"And as he prayed, the fashion of his countenance was altered, and his raiment was white and glistering.
"And, behold, there talked with him two men, which were Moses and Elias:
"Who appeared in glory, and spake of his decease which he should accomplish at Jerusalem."
The selection was made of three of His disciples for an inner circle of associates, in prayer. Few there be who have the spiritual tastes or aptitude for this inner circle. Even these three favoured ones could scarcely stand the strain of that long night of praying. We know that He went up on that mountain to pray, not to be transfigured. But it was as He prayed, the fashion of His countenance was altered and His raiment became white and glistering. There is nothing like prayer to change character and whiten conduct. There is nothing like prayer to bring heavenly visitants and to gild with heavenly glory earth's mountain to us, dull and drear. Peter calls it the holy mount, made so by prayer.
Three times did the voice of God bear witness to the presence and person of His Son, Jesus Christ-at His baptism by John the Baptist, and then at His transfiguration the approving, consoling and witnessing voice of His Father was heard. He was found in prayer both of these times. The third time the attesting voice came, it was not on the heights of His transfigured glory, nor was it as He was girding Himself to begin His conflict and to enter upon His ministry, but it was when He was hastening to the awful end. He was entering the dark mystery of His last agony, and looking forward to it. The shadows were deepening, a dire calamity was approaching and an unknown and untried dread was before Him. Ruminating on His approaching death, prophesying about it, and forecasting the glory which would follow, in the midst of His high and mysterious discourse, the shadows come like a dread eclipse and He bursts out in an agony of prayer:
"Now is my soul troubled; and what shall I say? Father, save me from this hour: but for this cause came I unto this hour.
"Father, glorify thy name. Then came there a voice from heaven, saying, I have both glorified it and will glorify it again.
"The people therefore that stood by, and heard it, said that it thundered: others said, An angel spoke to him.
"Jesus answered and said, This voice came not because of me, but for your sakes."
But let it be noted that Christ is meeting and illuminating this fateful and distressing hour with prayer. How even thus early the flesh reluctantly shrank from the contemplated end!
How fully does His prayer on the cross for His enemies synchronise with all He taught about love to our enemies, and with mercy and forgiveness to those who have trespassed against us! "Then said Jesus, Father, forgive them; for they know not what they do," Apologising for His murderers and praying for them, while they were jeering and mocking Him at His death pains and their hands were reeking with His blood! What amazing generosity, pity and love!

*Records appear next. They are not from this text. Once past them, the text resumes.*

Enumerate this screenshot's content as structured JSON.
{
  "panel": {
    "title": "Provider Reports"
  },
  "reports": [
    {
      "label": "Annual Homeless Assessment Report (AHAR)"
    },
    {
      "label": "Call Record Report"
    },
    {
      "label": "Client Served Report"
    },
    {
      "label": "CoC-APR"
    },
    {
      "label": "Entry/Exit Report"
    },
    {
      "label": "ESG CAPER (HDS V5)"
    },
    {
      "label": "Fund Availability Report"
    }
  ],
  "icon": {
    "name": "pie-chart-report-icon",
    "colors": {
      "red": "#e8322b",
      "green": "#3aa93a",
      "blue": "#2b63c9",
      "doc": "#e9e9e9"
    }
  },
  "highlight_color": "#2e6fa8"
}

Again, take another one of the prayers on the cross. How touching the prayer and how bitter the cup! How dark and desolate the hour as He exclaims, "My God, my God, why hast thou forsaken me?" This is the last stroke that rends in twain His heart, more exquisite in its bitterness and its anguish and more heart-piercing than the kiss of Judas. All else was looked for, all else was put in His book of sorrows. But to have His Father's face withdrawn, God-forsaken, the hour when these distressing words escaped the lips of the dying Son of God! And yet how truthful He is! How childlike we find Him! And so when the end really comes, we hear Him again speaking to His Father: "Father, into thy hands I commit my spirit. And having said this, he gave up the ghost."